I should have listened to McManus in the Hillgrove that day.

“As a Monaghan player," he said, "we’ve been listening to that [our demise] for the last five or six years.

“Our obituary was written in 2016 when we lost to Longford. Malachy [O’Rourke] was after doing four years with us then and had won two Ulster titles with us. He could’ve walked away there and then and nobody would have said anything because he’d done an unbelievable job with Monaghan.

“That was the measure of the man, he stayed where he was after such a downer.

“I suppose there is an element of learning in that too, the easy thing is to walk away. I don’t think it would be easy to walk away either because you still feel you’ve something to contribute and as long as you feel that and you’re wanted by the manager we’ll see where that takes us in 2023.”

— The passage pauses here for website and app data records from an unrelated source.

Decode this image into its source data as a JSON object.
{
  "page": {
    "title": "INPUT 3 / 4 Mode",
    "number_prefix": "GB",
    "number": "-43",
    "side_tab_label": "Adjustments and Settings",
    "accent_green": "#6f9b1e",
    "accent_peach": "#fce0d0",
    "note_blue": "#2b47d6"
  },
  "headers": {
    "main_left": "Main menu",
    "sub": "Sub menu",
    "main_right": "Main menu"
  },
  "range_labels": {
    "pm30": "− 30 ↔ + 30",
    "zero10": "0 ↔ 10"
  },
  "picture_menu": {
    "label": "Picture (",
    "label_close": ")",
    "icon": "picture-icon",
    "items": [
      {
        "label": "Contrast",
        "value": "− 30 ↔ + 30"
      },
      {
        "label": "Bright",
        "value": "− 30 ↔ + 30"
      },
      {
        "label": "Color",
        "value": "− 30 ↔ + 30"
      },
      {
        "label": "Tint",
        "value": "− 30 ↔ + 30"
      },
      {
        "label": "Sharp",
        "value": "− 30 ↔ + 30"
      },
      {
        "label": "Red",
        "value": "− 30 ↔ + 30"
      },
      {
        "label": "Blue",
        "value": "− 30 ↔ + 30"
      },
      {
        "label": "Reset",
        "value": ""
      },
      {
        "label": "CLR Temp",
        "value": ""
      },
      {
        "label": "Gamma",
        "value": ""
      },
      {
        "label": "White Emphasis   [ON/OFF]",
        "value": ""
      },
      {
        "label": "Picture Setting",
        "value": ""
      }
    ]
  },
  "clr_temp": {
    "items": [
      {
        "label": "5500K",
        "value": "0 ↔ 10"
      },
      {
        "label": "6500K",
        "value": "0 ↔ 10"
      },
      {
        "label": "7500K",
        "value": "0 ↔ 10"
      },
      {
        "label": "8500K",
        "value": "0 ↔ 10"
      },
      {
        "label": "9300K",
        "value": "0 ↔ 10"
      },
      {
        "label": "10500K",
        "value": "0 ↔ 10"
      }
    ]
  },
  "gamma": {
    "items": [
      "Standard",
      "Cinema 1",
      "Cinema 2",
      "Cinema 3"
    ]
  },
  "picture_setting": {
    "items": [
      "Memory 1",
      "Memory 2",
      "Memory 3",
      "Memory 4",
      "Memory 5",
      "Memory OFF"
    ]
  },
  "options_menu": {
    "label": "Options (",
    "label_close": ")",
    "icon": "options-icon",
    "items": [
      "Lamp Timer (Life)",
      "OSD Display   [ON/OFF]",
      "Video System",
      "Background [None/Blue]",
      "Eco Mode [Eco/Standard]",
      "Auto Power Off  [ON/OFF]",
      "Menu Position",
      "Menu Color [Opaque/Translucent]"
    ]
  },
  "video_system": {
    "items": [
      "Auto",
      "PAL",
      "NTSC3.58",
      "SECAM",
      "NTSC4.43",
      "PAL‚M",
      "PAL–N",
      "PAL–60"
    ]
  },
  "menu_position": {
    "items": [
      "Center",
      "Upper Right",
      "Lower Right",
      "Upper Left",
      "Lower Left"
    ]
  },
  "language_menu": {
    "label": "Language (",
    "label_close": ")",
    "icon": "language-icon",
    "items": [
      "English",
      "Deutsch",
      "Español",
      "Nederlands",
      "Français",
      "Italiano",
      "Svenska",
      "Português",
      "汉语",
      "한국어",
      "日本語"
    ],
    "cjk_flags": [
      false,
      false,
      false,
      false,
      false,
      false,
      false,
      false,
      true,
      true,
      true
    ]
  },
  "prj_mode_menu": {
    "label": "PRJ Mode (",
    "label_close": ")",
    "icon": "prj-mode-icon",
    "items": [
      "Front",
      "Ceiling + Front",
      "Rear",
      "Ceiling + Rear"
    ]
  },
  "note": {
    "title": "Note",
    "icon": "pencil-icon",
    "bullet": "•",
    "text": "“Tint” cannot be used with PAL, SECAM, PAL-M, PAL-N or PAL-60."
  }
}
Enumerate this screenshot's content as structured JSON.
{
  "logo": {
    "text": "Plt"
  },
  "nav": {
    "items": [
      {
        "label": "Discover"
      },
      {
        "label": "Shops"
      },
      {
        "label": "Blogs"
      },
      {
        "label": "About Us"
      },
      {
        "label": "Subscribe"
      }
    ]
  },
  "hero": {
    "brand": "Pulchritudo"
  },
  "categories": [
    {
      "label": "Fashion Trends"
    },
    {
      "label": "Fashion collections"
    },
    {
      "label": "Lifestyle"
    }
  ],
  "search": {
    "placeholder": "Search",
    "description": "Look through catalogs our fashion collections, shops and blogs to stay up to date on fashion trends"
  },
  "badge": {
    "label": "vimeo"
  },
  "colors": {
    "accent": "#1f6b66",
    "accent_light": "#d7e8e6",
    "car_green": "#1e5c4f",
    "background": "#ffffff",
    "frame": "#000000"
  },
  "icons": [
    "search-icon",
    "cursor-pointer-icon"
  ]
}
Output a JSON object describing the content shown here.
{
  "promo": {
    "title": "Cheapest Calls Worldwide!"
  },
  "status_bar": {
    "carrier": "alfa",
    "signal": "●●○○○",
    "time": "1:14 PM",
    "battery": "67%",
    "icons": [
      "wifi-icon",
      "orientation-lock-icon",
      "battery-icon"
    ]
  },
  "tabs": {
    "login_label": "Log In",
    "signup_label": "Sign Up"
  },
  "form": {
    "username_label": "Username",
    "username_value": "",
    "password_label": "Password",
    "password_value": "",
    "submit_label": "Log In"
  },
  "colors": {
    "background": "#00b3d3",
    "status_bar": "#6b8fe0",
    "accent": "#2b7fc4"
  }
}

It helps when each phase of transition in Monaghan over the past 15 years has been handled with care, as managers and coaches during that time could never be accused of throwing the baby out with the bathwater.

The team culture has always been properly calibrated from the Freeman brothers to Dick Clerkin to Gary McQuiad to Dermot McArdle to Paul Finlay to Dermot Malone and Stephen Gollogly.

That baton, handled with care by the solid citizens of the not-too-distant past, has been passed to the people like Karl O’Connell, McManus, the Hughes brothers, Rory Beggan, the Wylies (Drew has since retired) and Kieran Duffy.

Ryan O’Toole, Karl Gallagher, Jack McCarron, Conor McCarthy, Michael Bannigan and Stephen O’Hanlon look to their elders and embrace the team culture.

And so, with Monaghan underage teams continuing to maximise what they have, the wheel keeps on turning.

Vinny Corey has proven to be as cute as a fox on the sideline too and faces into any big personnel decisions he’s had to make undaunted, just as he did when he squared up to opponents like Michael Murphy in his playing days.

There has always been something soothingly old-fashioned and blue-collar about Monaghan footballers. The way they play football. Their humility. Even the way they treat the press.

While the GAA has become over-run with press officers over the last decade, the Monaghan players have remained the same.

They'll talk to whoever they like, whenever they like and they don't make an obstacle out of the media.

Their achievements over the past 15 years are absolutely remarkable. And they'll give Dublin their fill of it tomorrow evening.